Brownell explains one practice of the railway companies that attracted speculators — and that eventually almost destroyed the national economy: companies issued stocks for a small proportion of their actual price, “only calling up the remainder of the value of the share as the company progressed. . . . The get-rich-quick investor, anxious to make big money fast, would be more interested in rises in share prices than regular dividends. He would therefore be more tempted by the original issue which could be acquired for as little as £1 called, and sold at a profit later” (146). This practice, in key ways similar to the buying stocks “on margin” that led to the Great Depression of 1929, made the prices of individual shares, the stock market, and the entire economy particularly vulnerable to any drop in prices, since speculators, unable to afford the required payments, abandoned their shares, driving prices down precipitously.

As these two editorial cartoons from the magazine Fun make clear, things had not improved all that much by the late 1860s. [Click on images to enlarge them and for the captions for each cartoon.]

Other contributing factors to the Perfect Storm that assailed Great Britain in the autumn of 1848 included the failure of harvests, the repeal of the Corn Laws, a negative balance of trade, skyrocketing interest rates, the consequent difficulty of obtaining loans, and well-meant regulations of the Bank of England.

A severe financial crisis had developed owing to the failure of the British and Irish harvests two years running and the general necessity of importing food. Imports such as Russian wheat had to be paid for in bullion, which depleted the Bank of England reserves. This in turn severely limited the amount of cash in circulation because this was linked to the gold reserves by an Act of Parliament specifically designed to prevent speculative bubbles. The result was that interest rates began to rise to unprecedented heights and, starved of credit, the railway companies called in the remaining balance on their shares. The repeal of the Corn Laws and the prospect of a good harvest resulted in the Corn Bubble collapsing which caused mass failures of corn speculators and in the general scramble for currency, commercial failures rocketed, leading to rhe threat that financial institutions would default. Four banks failed. . . . This crisis would come to be known as the 'October Panic'-or 'the week of terror', when the entire financial system came close to meltdown. [147-48]
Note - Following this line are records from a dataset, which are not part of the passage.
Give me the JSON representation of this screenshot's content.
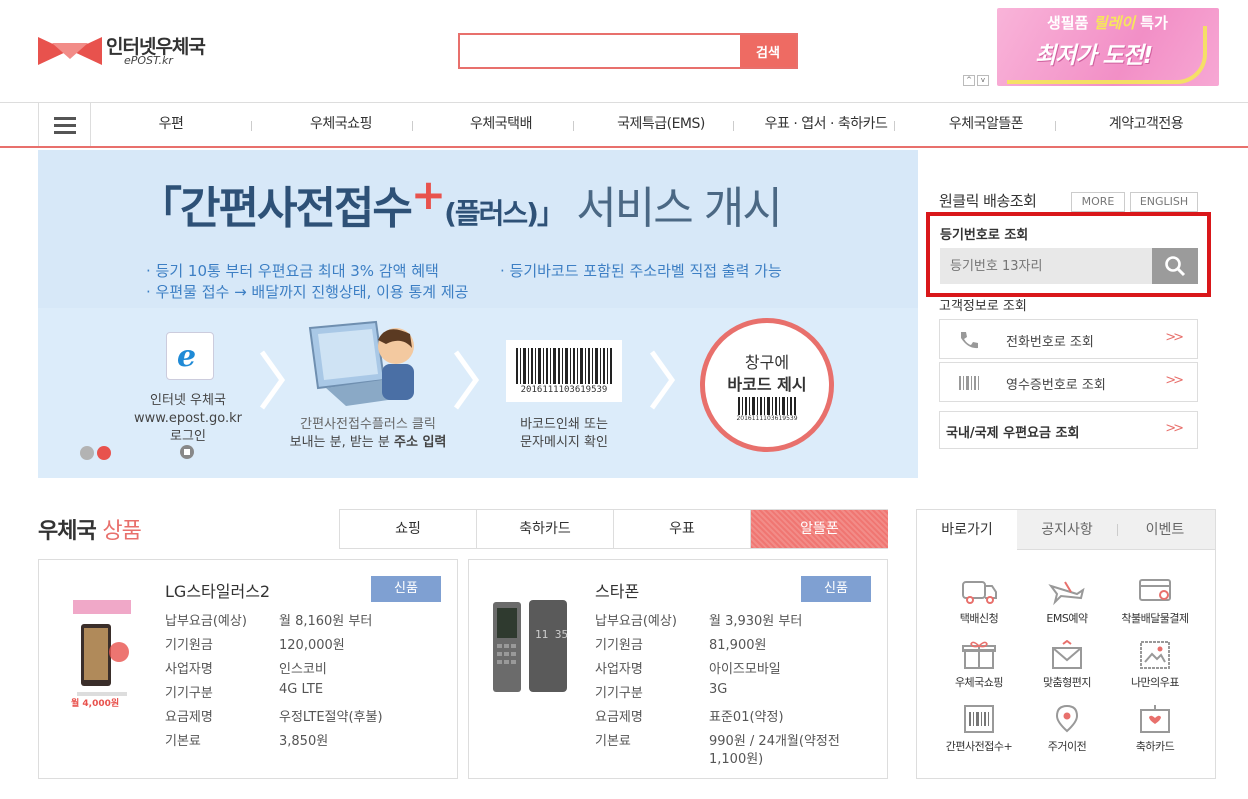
{
  "header": {
    "logo_name": "인터넷우체국",
    "logo_sub": "ePOST.kr",
    "search_value": "",
    "search_button": "검색",
    "ad_line1_a": "생필품",
    "ad_line1_b": "릴레이",
    "ad_line1_c": "특가",
    "ad_line2": "최저가 도전!",
    "ad_prev": "^",
    "ad_next": "v"
  },
  "nav": {
    "items": [
      "우편",
      "우체국쇼핑",
      "우체국택배",
      "국제특급(EMS)",
      "우표 · 엽서 · 축하카드",
      "우체국알뜰폰",
      "계약고객전용"
    ]
  },
  "hero": {
    "title_open": "「간편사전접수",
    "title_plus": "+",
    "title_paren": "(플러스)」",
    "title_rest": "서비스 개시",
    "bullet1": "· 등기 10통 부터 우편요금 최대 3% 감액 혜택",
    "bullet2": "· 우편물 접수 → 배달까지 진행상태, 이용 통계 제공",
    "bullet3": "· 등기바코드 포함된 주소라벨 직접 출력 가능",
    "step1_l1": "인터넷 우체국",
    "step1_l2": "www.epost.go.kr",
    "step1_l3": "로그인",
    "step2_l1": "간편사전접수플러스 클릭",
    "step2_l2a": "보내는 분, 받는 분 ",
    "step2_l2b": "주소 입력",
    "barcode_number": "2016111103619539",
    "step3_l1": "바코드인쇄 또는",
    "step3_l2": "문자메시지 확인",
    "stamp_l1": "창구에",
    "stamp_l2": "바코드 제시",
    "stamp_number": "2016111103619539"
  },
  "tracking": {
    "title": "원클릭 배송조회",
    "more": "MORE",
    "english": "ENGLISH",
    "label": "등기번호로 조회",
    "placeholder": "등기번호 13자리",
    "customer_title": "고객정보로 조회",
    "row_phone": "전화번호로 조회",
    "row_receipt": "영수증번호로 조회",
    "row_postage": "국내/국제 우편요금 조회",
    "chevrons": ">>"
  },
  "products": {
    "title_a": "우체국",
    "title_b": "상품",
    "tabs": [
      "쇼핑",
      "축하카드",
      "우표",
      "알뜰폰"
    ],
    "spec_labels": [
      "납부요금(예상)",
      "기기원금",
      "사업자명",
      "기기구분",
      "요금제명",
      "기본료"
    ],
    "card1": {
      "name": "LG스타일러스2",
      "badge": "신품",
      "values": [
        "월 8,160원 부터",
        "120,000원",
        "인스코비",
        "4G LTE",
        "우정LTE절약(후불)",
        "3,850원"
      ],
      "promo_price": "월 4,000원"
    },
    "card2": {
      "name": "스타폰",
      "badge": "신품",
      "values": [
        "월 3,930원 부터",
        "81,900원",
        "아이즈모바일",
        "3G",
        "표준01(약정)",
        "990원 / 24개월(약정전"
      ],
      "value_extra": "1,100원)",
      "clock": "11 35"
    }
  },
  "quick": {
    "tabs": [
      "바로가기",
      "공지사항",
      "이벤트"
    ],
    "items": [
      "택배신청",
      "EMS예약",
      "착불배달물결제",
      "우체국쇼핑",
      "맞춤형편지",
      "나만의우표",
      "간편사전접수+",
      "주거이전",
      "축하카드"
    ]
  },
  "colors": {
    "accent": "#e8706c",
    "highlight_box": "#d9171a",
    "badge": "#7fa0d2",
    "hero_bg": "#d7e8f8"
  }
}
Related Material


Brownell, Robert. Marriage of Inconvenience. Euphemia Chalmers Gray and John Ruskin: the secret history of the most notorious marital failure of the Victorian era. London: Pallas Athene: 2013 [Review in the Victorian Web ].

Last modified 9 February 2016